ABOUT THIS TASK: Please print every record below exactly as written, leaving out the pictures.

STUDY MATERIAL:
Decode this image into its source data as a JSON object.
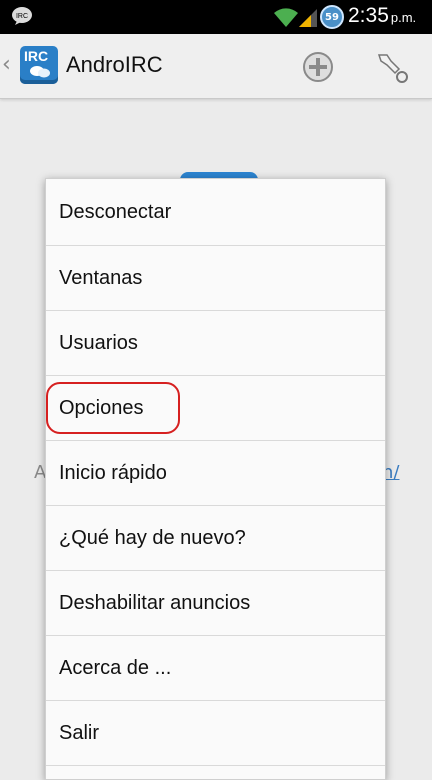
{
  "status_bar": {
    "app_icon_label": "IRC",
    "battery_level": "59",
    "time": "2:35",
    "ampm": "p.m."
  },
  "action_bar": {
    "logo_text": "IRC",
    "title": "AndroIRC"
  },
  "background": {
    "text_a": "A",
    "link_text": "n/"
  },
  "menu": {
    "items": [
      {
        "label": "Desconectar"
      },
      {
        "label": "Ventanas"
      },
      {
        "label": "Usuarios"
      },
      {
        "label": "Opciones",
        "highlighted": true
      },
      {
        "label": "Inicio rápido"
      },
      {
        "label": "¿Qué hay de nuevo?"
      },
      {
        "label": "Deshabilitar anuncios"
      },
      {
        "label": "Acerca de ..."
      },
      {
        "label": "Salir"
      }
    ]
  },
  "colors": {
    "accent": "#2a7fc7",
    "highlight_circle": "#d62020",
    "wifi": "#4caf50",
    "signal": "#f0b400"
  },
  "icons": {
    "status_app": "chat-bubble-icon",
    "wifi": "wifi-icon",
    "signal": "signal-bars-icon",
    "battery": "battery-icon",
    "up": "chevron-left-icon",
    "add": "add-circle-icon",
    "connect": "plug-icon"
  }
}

ANSWER TO THIS TASK:
Decode this image into its source data as a JSON object.
{
  "status_bar": {
    "app_icon_label": "IRC",
    "battery_level": "59",
    "time": "2:35",
    "ampm": "p.m."
  },
  "action_bar": {
    "logo_text": "IRC",
    "title": "AndroIRC"
  },
  "background": {
    "text_a": "A",
    "link_text": "n/"
  },
  "menu": {
    "items": [
      {
        "label": "Desconectar"
      },
      {
        "label": "Ventanas"
      },
      {
        "label": "Usuarios"
      },
      {
        "label": "Opciones",
        "highlighted": true
      },
      {
        "label": "Inicio rápido"
      },
      {
        "label": "¿Qué hay de nuevo?"
      },
      {
        "label": "Deshabilitar anuncios"
      },
      {
        "label": "Acerca de ..."
      },
      {
        "label": "Salir"
      }
    ]
  },
  "colors": {
    "accent": "#2a7fc7",
    "highlight_circle": "#d62020",
    "wifi": "#4caf50",
    "signal": "#f0b400"
  },
  "icons": {
    "status_app": "chat-bubble-icon",
    "wifi": "wifi-icon",
    "signal": "signal-bars-icon",
    "battery": "battery-icon",
    "up": "chevron-left-icon",
    "add": "add-circle-icon",
    "connect": "plug-icon"
  }
}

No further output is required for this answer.